# [RECORDS FOR THIS TASK]
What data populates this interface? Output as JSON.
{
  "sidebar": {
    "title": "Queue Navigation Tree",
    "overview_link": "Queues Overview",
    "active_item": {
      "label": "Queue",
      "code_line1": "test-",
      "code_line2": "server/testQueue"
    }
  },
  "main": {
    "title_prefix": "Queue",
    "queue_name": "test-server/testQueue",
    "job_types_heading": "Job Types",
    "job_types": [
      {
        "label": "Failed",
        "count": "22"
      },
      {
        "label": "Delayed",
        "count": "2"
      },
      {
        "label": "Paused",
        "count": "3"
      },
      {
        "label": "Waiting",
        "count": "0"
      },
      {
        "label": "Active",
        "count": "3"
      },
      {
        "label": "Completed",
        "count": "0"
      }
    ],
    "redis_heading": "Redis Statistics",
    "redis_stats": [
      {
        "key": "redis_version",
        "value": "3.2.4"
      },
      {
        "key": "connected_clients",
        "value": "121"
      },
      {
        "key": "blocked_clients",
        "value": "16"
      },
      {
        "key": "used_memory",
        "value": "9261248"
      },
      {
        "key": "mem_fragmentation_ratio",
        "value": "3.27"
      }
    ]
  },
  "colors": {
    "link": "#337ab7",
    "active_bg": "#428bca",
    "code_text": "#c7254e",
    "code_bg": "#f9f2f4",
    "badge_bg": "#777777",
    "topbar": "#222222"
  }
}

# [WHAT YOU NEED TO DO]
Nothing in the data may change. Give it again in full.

# [RESPONSE AREA]
What data populates this interface? Output as JSON.
{
  "sidebar": {
    "title": "Queue Navigation Tree",
    "overview_link": "Queues Overview",
    "active_item": {
      "label": "Queue",
      "code_line1": "test-",
      "code_line2": "server/testQueue"
    }
  },
  "main": {
    "title_prefix": "Queue",
    "queue_name": "test-server/testQueue",
    "job_types_heading": "Job Types",
    "job_types": [
      {
        "label": "Failed",
        "count": "22"
      },
      {
        "label": "Delayed",
        "count": "2"
      },
      {
        "label": "Paused",
        "count": "3"
      },
      {
        "label": "Waiting",
        "count": "0"
      },
      {
        "label": "Active",
        "count": "3"
      },
      {
        "label": "Completed",
        "count": "0"
      }
    ],
    "redis_heading": "Redis Statistics",
    "redis_stats": [
      {
        "key": "redis_version",
        "value": "3.2.4"
      },
      {
        "key": "connected_clients",
        "value": "121"
      },
      {
        "key": "blocked_clients",
        "value": "16"
      },
      {
        "key": "used_memory",
        "value": "9261248"
      },
      {
        "key": "mem_fragmentation_ratio",
        "value": "3.27"
      }
    ]
  },
  "colors": {
    "link": "#337ab7",
    "active_bg": "#428bca",
    "code_text": "#c7254e",
    "code_bg": "#f9f2f4",
    "badge_bg": "#777777",
    "topbar": "#222222"
  }
}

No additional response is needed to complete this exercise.